Wednesday, July 31, 2019


2019-07-31 16:11:12

The optics were terrible. I know some of the comms people at the RCMP, and I trust they're too smart not to have given the advice for the commissioner to stay until the final question was asked and the family left. Nothing else mattered that day, from the public's perception, and, as tough as it is, whoever the lead communications person was should have insisted the Deputy Commish stay until the bitter end.

What was he thinking? He undermined any positive public perception they might've gained that morning, tough as it would have been.

2019-07-31 16:28:25

I don't know what happened in either case. I do think that communications people aren't to blame. Unfortunately, they take as much heat for what happened.

2019-07-31 15:48:39

Hi Grant You are absolutely correct The optics were terrible

People won't remember every word

But they will remember abrupt behavior

2019-07-31 16:27:01

They remember "how you made them feel".

Thank you.

2019-07-31 13:33:46

Very compelling post. On behalf of communicators and public relations professionals, THANK YOU for acknowledging that it isn't always their fault when these things go sideways. I have learned over my career that my role as a communication professional is to provide my best advice to leadership, but it doesn't mean they have to take that advice. If they don't, then I have to ensure we achieve the desired results (and potentially work on a mitigation strategy in the background if things go sideways). These can be hard lessons for leadership, but hopefully it is a lesson learned.

2019-07-31 16:26:27

I don't know of any good communications/media relations/public relations person who tells their bosses "let's not talk to the media - they don't need to know."

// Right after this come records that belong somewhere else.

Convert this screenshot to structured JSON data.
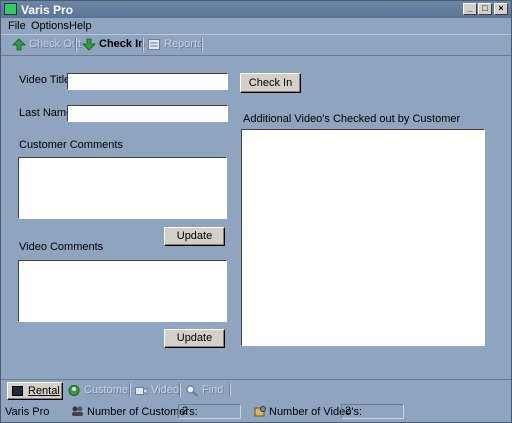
{
  "window": {
    "title": "Varis  Pro"
  },
  "menu": [
    "File",
    "Options",
    "Help"
  ],
  "toolbar": [
    {
      "label": "Check Out",
      "state": "disabled"
    },
    {
      "label": "Check In",
      "state": "active"
    },
    {
      "label": "Reports",
      "state": "disabled"
    }
  ],
  "form": {
    "video_title_label": "Video Title",
    "video_title_value": "",
    "last_name_label": "Last Name",
    "last_name_value": "",
    "check_in_button": "Check In",
    "customer_comments_label": "Customer Comments",
    "customer_comments_value": "",
    "update_button_1": "Update",
    "video_comments_label": "Video Comments",
    "video_comments_value": "",
    "update_button_2": "Update",
    "additional_videos_label": "Additional Video's Checked out by Customer"
  },
  "bottom_tabs": [
    {
      "label": "Rental",
      "state": "active"
    },
    {
      "label": "Customer",
      "state": "disabled"
    },
    {
      "label": "Video",
      "state": "disabled"
    },
    {
      "label": "Find",
      "state": "disabled"
    }
  ],
  "status": {
    "app": "Varis Pro",
    "customers_label": "Number of Customers:",
    "customers_value": "2",
    "videos_label": "Number of Video's:",
    "videos_value": "2"
  },
  "colors": {
    "background": "#8fa4bf",
    "titlebar": "#5b7394"
  }
}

Yes it usually is entrenched management that is resistant to speaking to the media and that's why i said that. Thanks for highlighting it.